Chemistry – Psyllium is obtained from the ripe seeds of varieties of Plantago species. The seed coating is high in content of hemicellulose mucillages which absorb and swell in the presence of water.


Storage/Stability/Compatibility – Store psyllium products in tightly closed containers; protect from excess moisture or humidity.


Pharmacology – By swelling after absorbing water, psyllium increases bulk in the intes­tine and is believed to induce peristalsis and decrease intestinal transit time. In the treatment of sand colic in horses, psyllium is thought to help collect sand and to help lubricate its passage through the GI tract.


Uses/Indications – Bulk forming laxatives are used in patients where constipation is a re­sult a too little fiber in their diets or when straining to defecate may be deleterious. Psyllium is considered to be the laxative of choice in the treatment and prevention of sand colic in horses.


Psyllium has also been used to increase stool consistency in patients with chronic, watery diarrhea. The total amount of water in the stool remains unchanged.

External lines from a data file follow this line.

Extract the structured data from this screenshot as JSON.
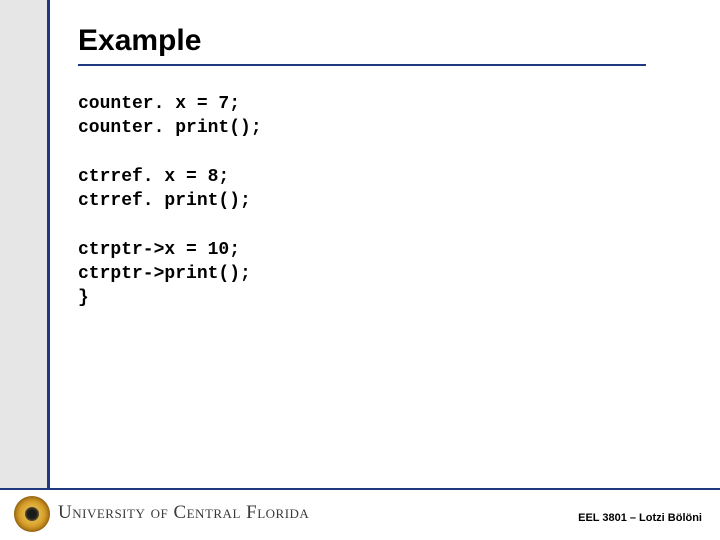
{
  "title": "Example",
  "code": {
    "block1_line1": "counter. x = 7;",
    "block1_line2": "counter. print();",
    "block2_line1": "ctrref. x = 8;",
    "block2_line2": "ctrref. print();",
    "block3_line1": "ctrptr->x = 10;",
    "block3_line2": "ctrptr->print();",
    "block3_line3": "}"
  },
  "footer": {
    "university": "University of Central Florida",
    "course": "EEL 3801 – Lotzi Bölöni"
  }
}
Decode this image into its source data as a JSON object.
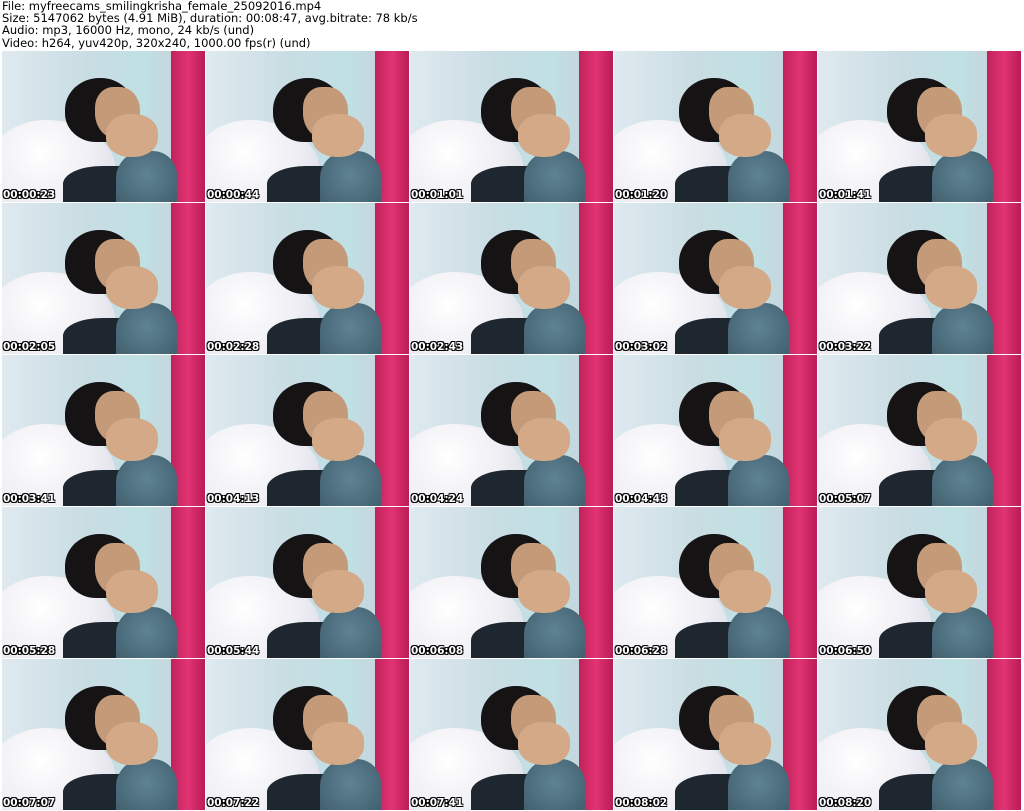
{
  "info": {
    "file": "File: myfreecams_smilingkrisha_female_25092016.mp4",
    "size": "Size: 5147062 bytes (4.91 MiB), duration: 00:08:47, avg.bitrate: 78 kb/s",
    "audio": "Audio: mp3, 16000 Hz, mono, 24 kb/s (und)",
    "video": "Video: h264, yuv420p, 320x240, 1000.00 fps(r) (und)"
  },
  "thumbnails": [
    "00:00:23",
    "00:00:44",
    "00:01:01",
    "00:01:20",
    "00:01:41",
    "00:02:05",
    "00:02:28",
    "00:02:43",
    "00:03:02",
    "00:03:22",
    "00:03:41",
    "00:04:13",
    "00:04:24",
    "00:04:48",
    "00:05:07",
    "00:05:28",
    "00:05:44",
    "00:06:08",
    "00:06:28",
    "00:06:50",
    "00:07:07",
    "00:07:22",
    "00:07:41",
    "00:08:02",
    "00:08:20"
  ]
}
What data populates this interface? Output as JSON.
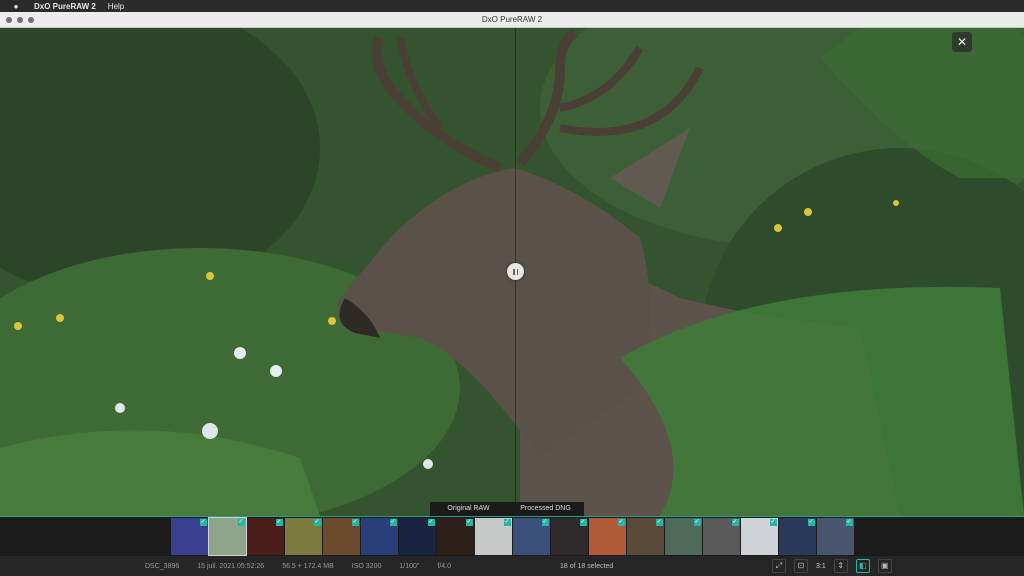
{
  "menubar": {
    "app_name": "DxO PureRAW 2",
    "menu_help": "Help"
  },
  "window": {
    "title": "DxO PureRAW 2"
  },
  "viewer": {
    "close_symbol": "✕",
    "compare_left_label": "Original RAW",
    "compare_right_label": "Processed DNG",
    "divider_position": 0.503
  },
  "filmstrip": {
    "thumbnails": [
      {
        "color": "#3b3f8f",
        "checked": true
      },
      {
        "color": "#8fa58a",
        "checked": true,
        "selected": true
      },
      {
        "color": "#4a1f1a",
        "checked": true
      },
      {
        "color": "#7c7a3e",
        "checked": true
      },
      {
        "color": "#6b4a2e",
        "checked": true
      },
      {
        "color": "#2a3f7a",
        "checked": true
      },
      {
        "color": "#1a2340",
        "checked": true
      },
      {
        "color": "#2e2018",
        "checked": true
      },
      {
        "color": "#c7c9c9",
        "checked": true
      },
      {
        "color": "#3a4f7a",
        "checked": true
      },
      {
        "color": "#2f2a2b",
        "checked": true
      },
      {
        "color": "#b05a3a",
        "checked": true
      },
      {
        "color": "#5a4a3a",
        "checked": true
      },
      {
        "color": "#4f6a5a",
        "checked": true
      },
      {
        "color": "#5a5a5a",
        "checked": true
      },
      {
        "color": "#cfd3d8",
        "checked": true
      },
      {
        "color": "#2a3a5a",
        "checked": true
      },
      {
        "color": "#4a5570",
        "checked": true
      }
    ]
  },
  "status": {
    "filename": "DSC_3896",
    "date": "15 juil. 2021 05:52:26",
    "size": "56.5 + 172.4 MB",
    "iso": "ISO 3200",
    "shutter": "1/100\"",
    "aperture": "f/4.0",
    "selection": "18 of 18 selected",
    "zoom": "3:1"
  },
  "colors": {
    "accent": "#2bb3a6"
  }
}
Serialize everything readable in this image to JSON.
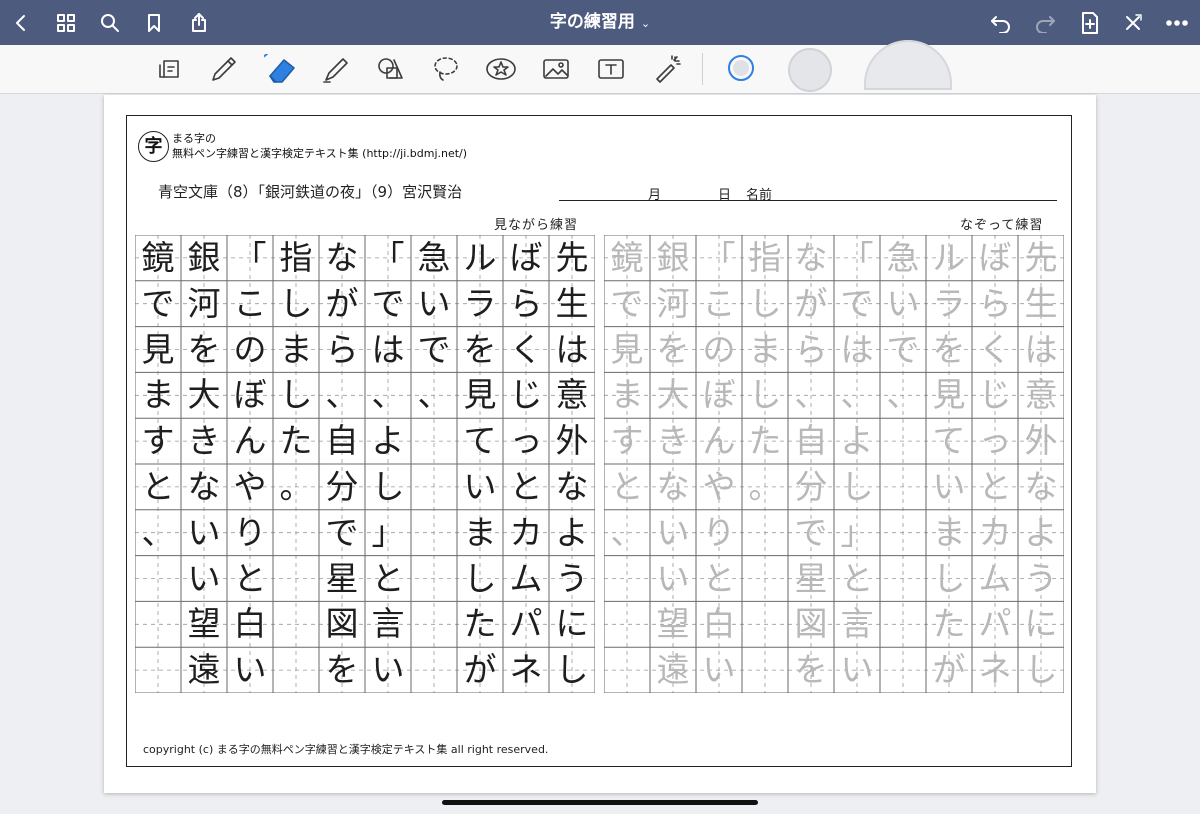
{
  "app": {
    "title": "字の練習用",
    "title_chevron": "⌄"
  },
  "toolbar": {
    "tools": [
      "page-mode",
      "pen",
      "eraser",
      "highlighter",
      "shapes",
      "lasso",
      "stickers",
      "image",
      "text",
      "laser-pointer"
    ],
    "active_tool": "eraser",
    "size_options": [
      "small",
      "medium",
      "large"
    ],
    "selected_size": "small"
  },
  "sheet": {
    "logo_char": "字",
    "site_name": "まる字の",
    "site_desc": "無料ペン字練習と漢字検定テキスト集 (http://ji.bdmj.net/)",
    "title": "青空文庫（8）「銀河鉄道の夜」（9）宮沢賢治",
    "month_label": "月",
    "day_label": "日",
    "name_label": "名前",
    "left_label": "見ながら練習",
    "right_label": "なぞって練習",
    "footer": "copyright (c) まる字の無料ペン字練習と漢字検定テキスト集 all right reserved."
  },
  "columns": [
    [
      "鏡",
      "で",
      "見",
      "ま",
      "す",
      "と",
      "、",
      "",
      "",
      ""
    ],
    [
      "銀",
      "河",
      "を",
      "大",
      "き",
      "な",
      "い",
      "い",
      "望",
      "遠"
    ],
    [
      "「",
      "こ",
      "の",
      "ぼ",
      "ん",
      "や",
      "り",
      "と",
      "白",
      "い"
    ],
    [
      "指",
      "し",
      "ま",
      "し",
      "た",
      "。",
      "",
      "",
      "",
      ""
    ],
    [
      "な",
      "が",
      "ら",
      "、",
      "自",
      "分",
      "で",
      "星",
      "図",
      "を"
    ],
    [
      "「",
      "で",
      "は",
      "、",
      "よ",
      "し",
      "」",
      "と",
      "言",
      "い"
    ],
    [
      "急",
      "い",
      "で",
      "、",
      "",
      "",
      "",
      "",
      "",
      ""
    ],
    [
      "ル",
      "ラ",
      "を",
      "見",
      "て",
      "い",
      "ま",
      "し",
      "た",
      "が"
    ],
    [
      "ば",
      "ら",
      "く",
      "じ",
      "っ",
      "と",
      "カ",
      "ム",
      "パ",
      "ネ"
    ],
    [
      "先",
      "生",
      "は",
      "意",
      "外",
      "な",
      "よ",
      "う",
      "に",
      "し"
    ]
  ],
  "colors": {
    "topbar": "#4d5b7e",
    "grid": "#6a6a6a",
    "trace_text": "#b8b8b8"
  }
}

Pharmacokinetics – Psyllium is not absorbed when administered orally. Laxative action may take up to 72 hours to occur.


Contraindications/Precautions – Bulk-forming laxatives should not be used in cases where prompt intestinal evacuation is required, or when fecal impaction (no feces being passed) or intestinal obstruction is present.


Adverse Effects/Warnings – With the exception of increased flatulence, psyllium very rarely produces any adverse reactions if adequate water is given or is available to the patient. If insufficient liquid is given, there is an increased possibility of esophogeal or bowel obstruction occurring.


Overdosage – If administered with sufficient liquid, psyllium overdose should cause only an increased amount of soft or loose stools.


Drug Interactions – Because the potential exists for bulk-forming laxatives to bind digoxin, salicylates and nitrofurantoin, it is recommended that bulk-forming laxatives be administered at least 3 hours apart from these drugs.


Doses –


For treatment of sand colic:

a)   0.5 kg in 6-8 L (1 pound in 1.5-2 gallons) of water via stomach tube. Mix with water just before administration; simultaneously mixing water with psyllium as mixture is being pumped is ideal. May repeat as necessary as long as horse con­tinues to pass feces and fluid does not accumulate in stomach. After initial treatment, may add up to 125 gm with each feeding; best if mixed with grain or sweet feed. Water must be available. (Calahan 1987)

b)   0.25 kg mixed in 8 L of warm water bid. After obstruction is resolved may add to grain ration; may require 2-3 weeks of therapy to eliminate the majority of sand. (Clark and Becht 1987)



Monitoring Parameters –

1)    Stool consistency, frequency


Client Information – Contact veterinarian if patient begins vomiting. Be sure animal has free access to water.


Dosage Forms/Preparations/FDA Approval Status/Withholding Times –


Veterinary-Approved Products:

Equi-Psyllium®  (Equine Healthcare) is a product labeled for use in horses. It is available in 5 lb. jars.


Human-Approved Products: There are many human-approved products containing psyllium, most products contain approximately 3.4 grams of psyllium per rounded tea­spoonful. Commonly known products include: Metamucil®  (Procter & Gamble), Hydrocil® Instant (Reid-Rowell), Correctol® Powder (Plough), Konsyl® (Lafayette), Serutan (Beecham), Effer-syllium®  (Stuart), Perdiem® Plain  (Rorer), and Siblin®  (Warner-Lambert). These products are all OTC.